This high-fidelity wireframe already has the key animations the finished product. With a simple design that has the visual components but not the color scheme, we can appreciate the simplicity and practicality of the product.
Designed by Alyoop, this wireframe was even used for user testing. What’s not to love, right?
This high-fidelity wireframe already uses real content but leaves the visual fluff for a later stage in the product development. We like this design, because even though it was originally meant for a price tracking tool, the concept can be applied to most banking and personal finance tools.

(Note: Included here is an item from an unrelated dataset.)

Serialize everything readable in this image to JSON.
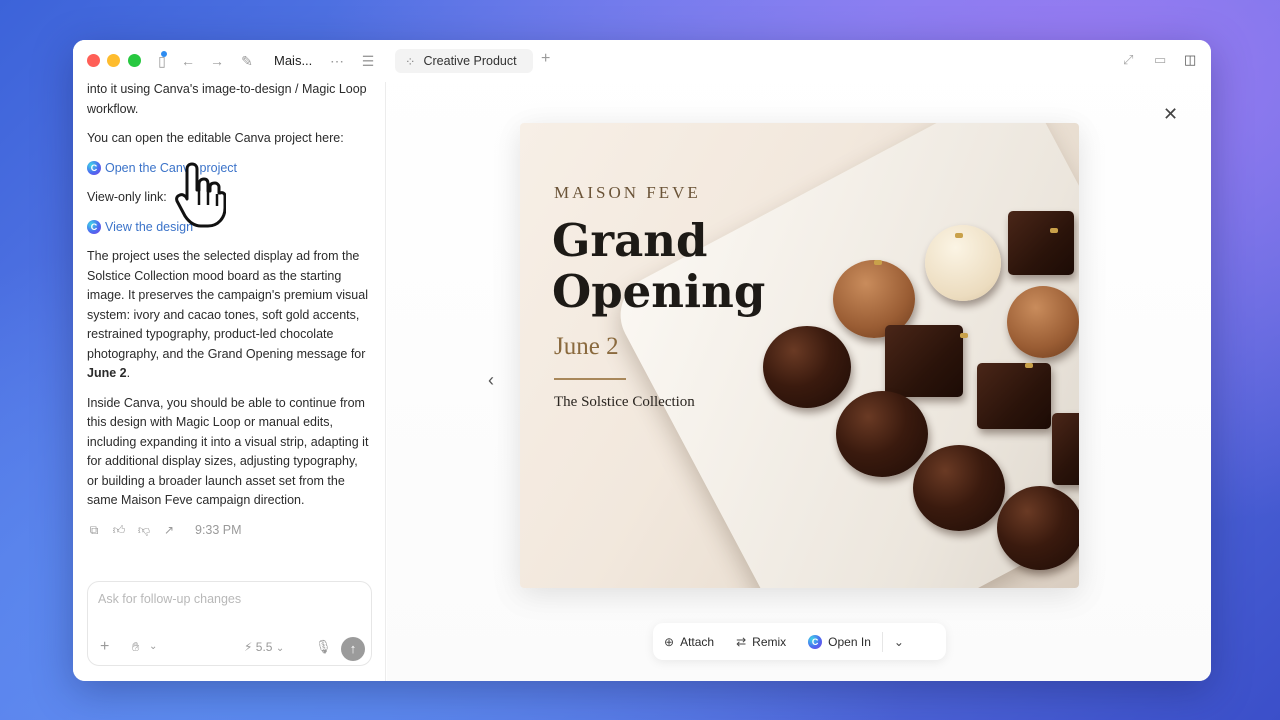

Designed by Kishore, this wireframe example works well to showcase how to display complex data in the reduced screen of a smartphone. The different areas of the screen are well separated, and the design leaves plenty of whitespace to provide relief to the eye of the user.
This wireframe by Afshin Mohammadi is a simple and powerful design that lets the practical functionality of the product shine. It showcases how music will be displayed, and how users can explore new types of music using the product.
Designer Reiss created this high-fidelity wireframe for a mobile app that deals with all things football-related. The wireframes we see below are a great example of how we can use real content, and even add some color to wireframes before taking it to the prototype level.
In the wireframe, we can appreciate the navigation components and the different aspects of the product. Simple and straightforward – just the way we like it!
Another great wireframe example by Kishore – this one, concerning a mobile app that helps parents stay up-to-date on their children’s school work. We love the navigation bar at the bottom of the page that shows us the most crucial features of the app.
Dipping your toe in the pond of wireframing before jumping head-first into the deep pool of prototyping is always a good idea. We know that, sometimes, mustering up the inspiration to get the ball rolling can be tough. But hopefully, with these wonderful web and mobile app wireframe examples, you’ll find yourself having an idea or two about how to approach your next project!